Sonita, Tokay, and Red Globe).
    During the proposed rule's 60-day comment period, fifteen comments 
were received. All the comments may be viewed on the internet at http://www.regulations.gov. Of the fifteen comments received, one was in 
support, thirteen were opposed, and one did not pertain to the issue 
raised in the proposed rule. The supportive comment was from a 
California table grape industry association and was in favor of the 
proposed changes. Each of the thirteen opposing commenters represented 
an entity involved in the importation or marketing of imported table 
grapes: Six were from distributors of imported grapes based in 
Delaware, Pennsylvania, New Jersey, and California; two represented 
shipping ports; three represented trade associations; one was from an 
exporters' association; and one was from a foreign embassy.
    The opposing comments noted that the changes would result in job 
losses as well as a substantive increase in burden and costs to 
shippers and exporters in handling and storage costs, without adding 
quality benefits. The commenters stated that this could lead to reduced 
efficiency and vitality of export operations. Commenters also stated 
inspection delays and associated costs are not warranted because 
imported grapes do not compete on a seeded vs seedless basis. Another 
commenter noted that the changes would represent a major barrier to 
trade by eliminating exemptions, thereby restricting the flow of table 
grapes to market, causing economic harm to the shipper and possibly the 
consumer of table grapes.
    Some commenters stated that the proposed rule did not contain 
quantifiable data that demonstrated support for the removal of all 
grape varietal exemptions from the Order and that no evidence supported 
eliminating previously exempted varieties shipped and sold prior to the 
first availability of the same comparable domestic varieties. In 
addition, they stated that imported grapes have not been shown to 
impact prices on any of the domestically produced exempted varieties.
    Commenters also contended that the proposed changes are not 
supported by law or data and that it is not appropriate to deviate from 
the long-standing agency determination to exempt varieties not 
domestically produced.
    After reviewing and considering the comments received, the 
Agricultural Marketing Service (AMS) has determined that the proposed 
rule to remove varietal exemptions from the Order and the table grape 
import
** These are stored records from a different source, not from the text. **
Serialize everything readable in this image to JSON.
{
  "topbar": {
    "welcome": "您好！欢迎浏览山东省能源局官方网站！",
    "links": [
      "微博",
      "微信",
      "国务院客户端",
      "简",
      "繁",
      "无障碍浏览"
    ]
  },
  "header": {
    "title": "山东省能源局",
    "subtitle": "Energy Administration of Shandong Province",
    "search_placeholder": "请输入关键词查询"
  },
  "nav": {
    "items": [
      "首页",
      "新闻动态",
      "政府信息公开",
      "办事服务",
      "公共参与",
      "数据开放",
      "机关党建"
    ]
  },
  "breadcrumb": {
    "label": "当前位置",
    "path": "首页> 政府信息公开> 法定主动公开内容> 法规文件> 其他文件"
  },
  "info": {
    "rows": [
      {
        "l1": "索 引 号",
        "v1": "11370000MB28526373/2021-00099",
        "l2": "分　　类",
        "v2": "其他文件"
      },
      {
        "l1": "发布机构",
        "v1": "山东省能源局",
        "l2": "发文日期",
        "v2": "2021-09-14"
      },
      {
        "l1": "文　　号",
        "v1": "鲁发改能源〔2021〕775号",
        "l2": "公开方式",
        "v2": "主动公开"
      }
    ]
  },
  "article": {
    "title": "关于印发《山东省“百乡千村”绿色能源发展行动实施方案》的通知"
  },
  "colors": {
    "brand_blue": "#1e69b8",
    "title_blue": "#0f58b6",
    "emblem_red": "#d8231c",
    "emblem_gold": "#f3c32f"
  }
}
[[Page 57370]]

regulation should not be finalized. AMS intends to conduct outreach 
with the California table grape industry stakeholders and consider 
whether changes will be proposed in the future. Accordingly, the 
proposed rule to remove varietal exemptions from the Order and import 
regulation published in the Federal Register on June 23, 2017, (82 FR 
28589) is hereby withdrawn.

List of Subjects in 7 CFR Part 925

    Grapes, Marketing agreements, Reporting and recordkeeping 
requirements.

    Authority:  7 U.S.C. 601-674.

List of Subjects in 7 CFR Part 944

    Avocados, Food grades and standards, Grapefruit, Grapes, Imports, 
Kiwifruit, Limes, Olives, Oranges.

    Authority:  7 U.S.C. 601-674.

    Dated: October 21, 2019.
Bruce Summers,
Administrator, Agricultural Marketing Service.
[FR Doc. 2019-23236 Filed 10-24-19; 8:45 am]
 BILLING CODE 3410-02-P